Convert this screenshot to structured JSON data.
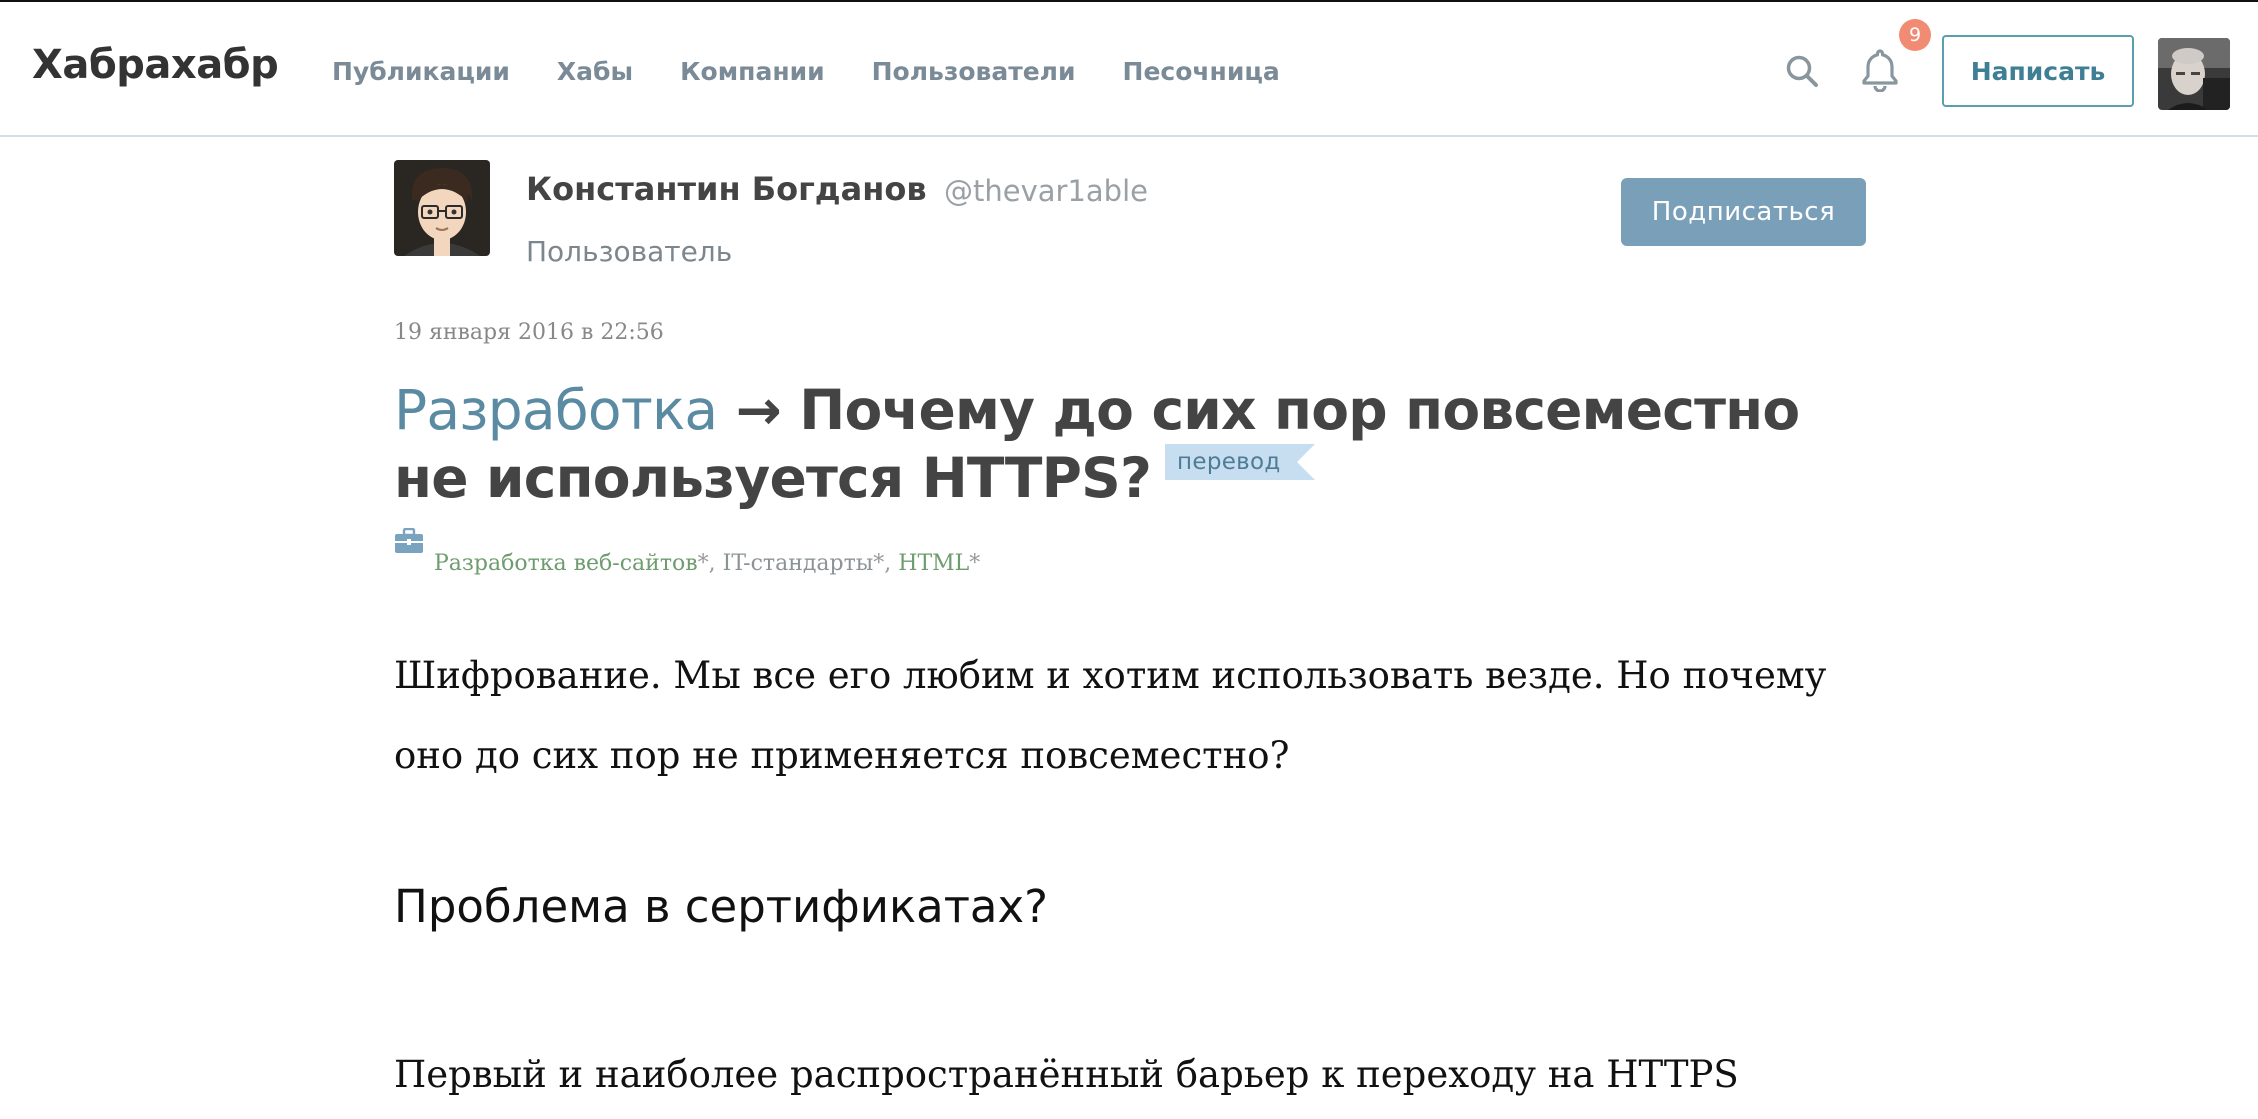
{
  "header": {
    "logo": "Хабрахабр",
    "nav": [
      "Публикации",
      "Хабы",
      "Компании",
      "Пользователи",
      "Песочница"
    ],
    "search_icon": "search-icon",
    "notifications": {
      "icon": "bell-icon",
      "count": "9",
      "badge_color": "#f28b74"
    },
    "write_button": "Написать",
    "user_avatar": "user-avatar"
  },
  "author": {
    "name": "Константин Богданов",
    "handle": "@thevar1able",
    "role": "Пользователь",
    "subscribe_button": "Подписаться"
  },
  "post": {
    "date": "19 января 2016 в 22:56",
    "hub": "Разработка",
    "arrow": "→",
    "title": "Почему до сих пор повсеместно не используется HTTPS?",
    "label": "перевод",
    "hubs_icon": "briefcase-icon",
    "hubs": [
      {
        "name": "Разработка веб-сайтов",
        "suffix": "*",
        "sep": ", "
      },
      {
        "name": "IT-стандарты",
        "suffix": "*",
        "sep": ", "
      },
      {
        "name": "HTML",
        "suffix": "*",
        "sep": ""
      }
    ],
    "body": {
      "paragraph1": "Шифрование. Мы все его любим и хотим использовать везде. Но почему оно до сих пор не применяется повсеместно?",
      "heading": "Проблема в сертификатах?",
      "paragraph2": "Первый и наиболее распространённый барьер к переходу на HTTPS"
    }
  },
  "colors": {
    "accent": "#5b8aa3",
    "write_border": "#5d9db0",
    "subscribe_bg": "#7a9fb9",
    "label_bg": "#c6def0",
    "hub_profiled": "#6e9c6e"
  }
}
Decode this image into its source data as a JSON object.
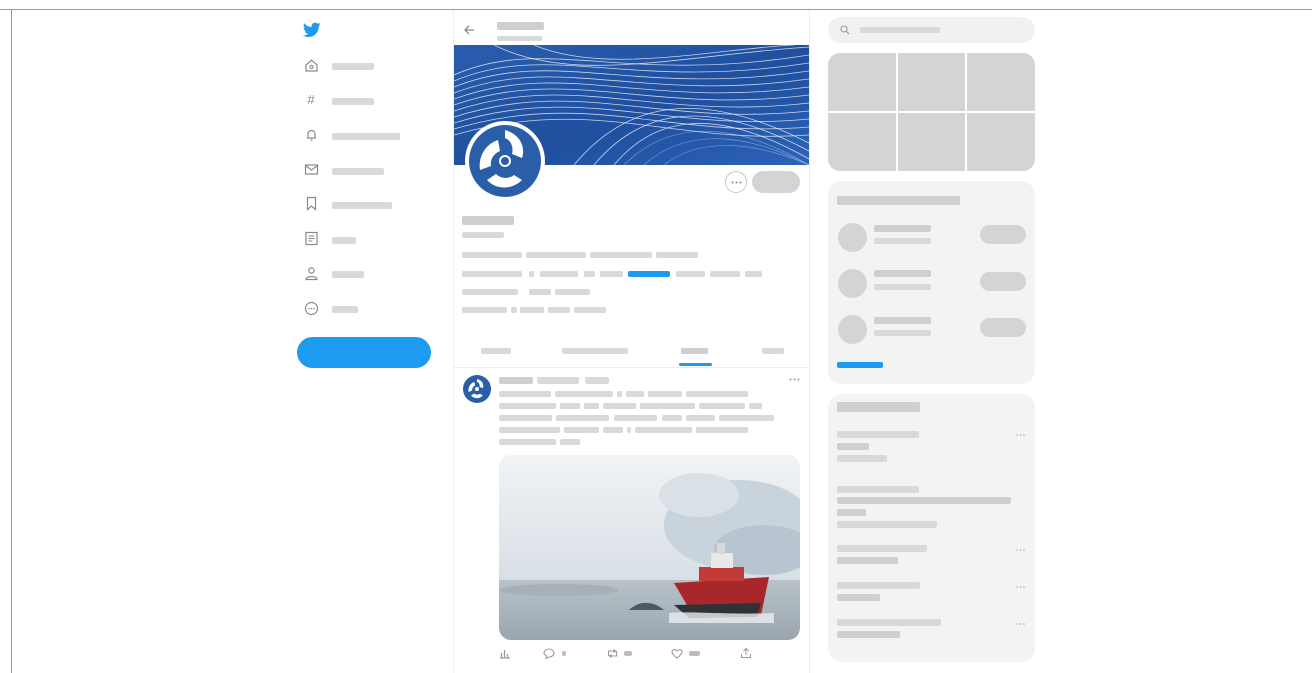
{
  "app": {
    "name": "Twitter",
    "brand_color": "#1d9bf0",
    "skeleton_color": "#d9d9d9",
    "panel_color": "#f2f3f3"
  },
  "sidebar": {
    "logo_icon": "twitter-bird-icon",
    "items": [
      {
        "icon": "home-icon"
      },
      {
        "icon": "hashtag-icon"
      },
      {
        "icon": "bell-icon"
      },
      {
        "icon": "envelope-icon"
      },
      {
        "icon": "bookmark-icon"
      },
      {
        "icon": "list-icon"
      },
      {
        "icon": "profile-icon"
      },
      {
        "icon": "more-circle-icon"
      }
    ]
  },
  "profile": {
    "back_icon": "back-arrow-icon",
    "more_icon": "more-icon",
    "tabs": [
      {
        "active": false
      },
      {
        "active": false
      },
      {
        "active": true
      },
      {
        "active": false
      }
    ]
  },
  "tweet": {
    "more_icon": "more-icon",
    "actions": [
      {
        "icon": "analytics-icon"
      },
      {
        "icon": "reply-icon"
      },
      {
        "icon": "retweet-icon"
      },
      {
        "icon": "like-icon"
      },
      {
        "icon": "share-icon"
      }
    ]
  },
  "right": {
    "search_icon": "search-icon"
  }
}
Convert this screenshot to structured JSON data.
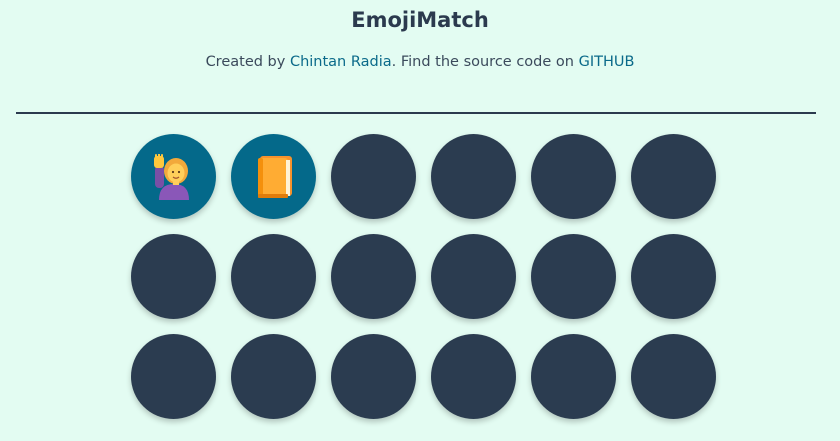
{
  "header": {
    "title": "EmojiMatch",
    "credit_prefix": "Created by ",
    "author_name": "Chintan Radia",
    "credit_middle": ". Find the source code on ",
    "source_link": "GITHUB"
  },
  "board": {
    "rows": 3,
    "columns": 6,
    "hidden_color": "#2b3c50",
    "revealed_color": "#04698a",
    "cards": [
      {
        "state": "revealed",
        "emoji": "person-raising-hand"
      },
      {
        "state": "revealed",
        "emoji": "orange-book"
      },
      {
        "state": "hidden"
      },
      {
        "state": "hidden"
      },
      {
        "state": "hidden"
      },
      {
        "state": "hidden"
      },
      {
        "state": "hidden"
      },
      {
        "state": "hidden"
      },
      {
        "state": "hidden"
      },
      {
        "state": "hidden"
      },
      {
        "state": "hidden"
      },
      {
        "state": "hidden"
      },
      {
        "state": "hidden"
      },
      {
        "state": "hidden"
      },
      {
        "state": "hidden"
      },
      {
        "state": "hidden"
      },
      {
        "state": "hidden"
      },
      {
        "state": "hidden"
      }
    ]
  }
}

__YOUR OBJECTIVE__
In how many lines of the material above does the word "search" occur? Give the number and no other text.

__RESULT__
2